* **What you are asked to do**
Find how many lines of the entries contain the word "data", then report that figure alone.

* **Records supplied**
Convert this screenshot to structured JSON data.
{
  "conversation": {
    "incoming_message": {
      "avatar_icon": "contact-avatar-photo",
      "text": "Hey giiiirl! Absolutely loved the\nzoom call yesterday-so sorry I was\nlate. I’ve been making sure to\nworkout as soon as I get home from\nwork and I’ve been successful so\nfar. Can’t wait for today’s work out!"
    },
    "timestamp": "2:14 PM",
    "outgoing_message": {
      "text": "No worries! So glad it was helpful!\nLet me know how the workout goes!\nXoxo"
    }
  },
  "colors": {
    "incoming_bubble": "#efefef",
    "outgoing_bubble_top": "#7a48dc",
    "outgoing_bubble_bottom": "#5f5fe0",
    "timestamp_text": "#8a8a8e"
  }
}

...

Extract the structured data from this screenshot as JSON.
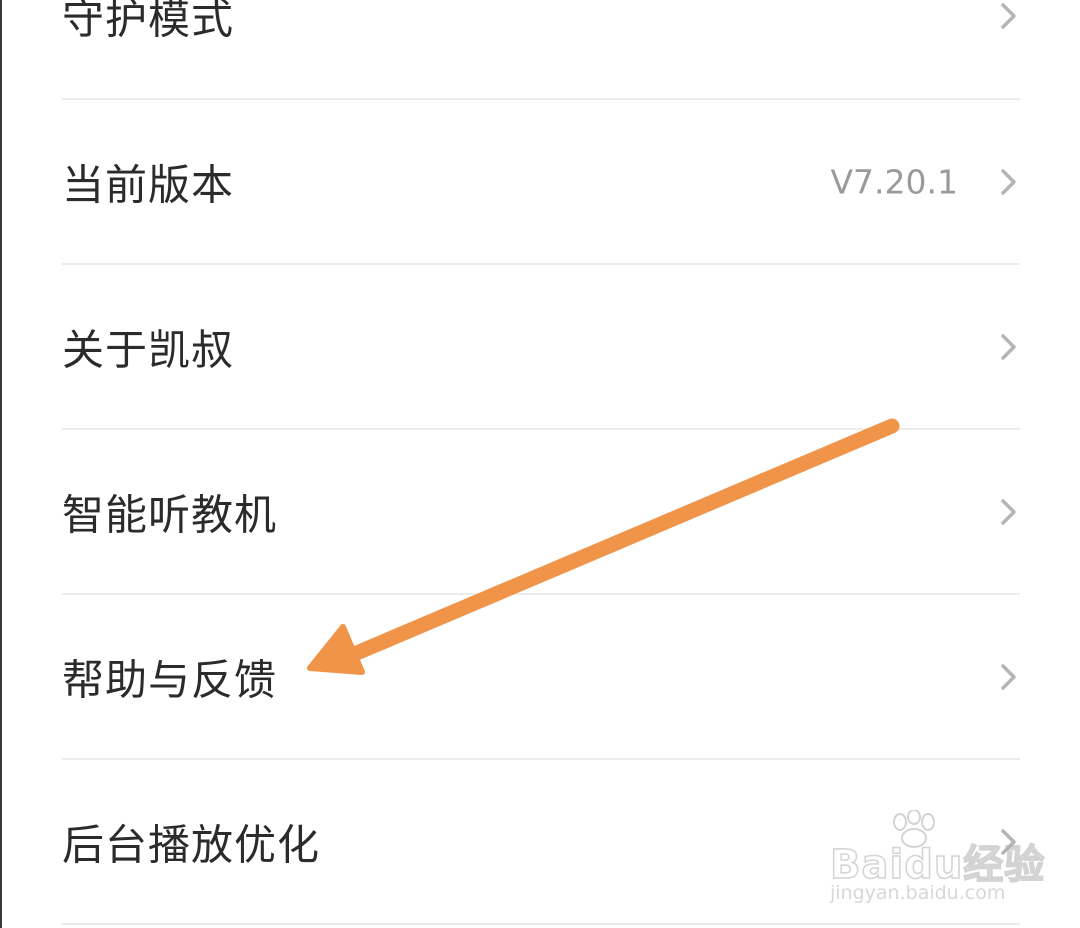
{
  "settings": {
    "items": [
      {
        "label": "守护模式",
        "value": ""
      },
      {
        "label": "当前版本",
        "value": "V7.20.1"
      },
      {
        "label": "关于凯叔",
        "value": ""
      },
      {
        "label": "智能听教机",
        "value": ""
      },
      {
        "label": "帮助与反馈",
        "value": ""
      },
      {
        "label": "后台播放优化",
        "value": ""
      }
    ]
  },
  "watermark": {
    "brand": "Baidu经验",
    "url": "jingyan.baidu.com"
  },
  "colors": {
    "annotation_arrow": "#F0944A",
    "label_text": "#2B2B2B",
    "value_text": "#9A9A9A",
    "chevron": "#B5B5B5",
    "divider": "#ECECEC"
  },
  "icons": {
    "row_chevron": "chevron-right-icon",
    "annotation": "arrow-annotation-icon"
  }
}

* **Result of this task**
2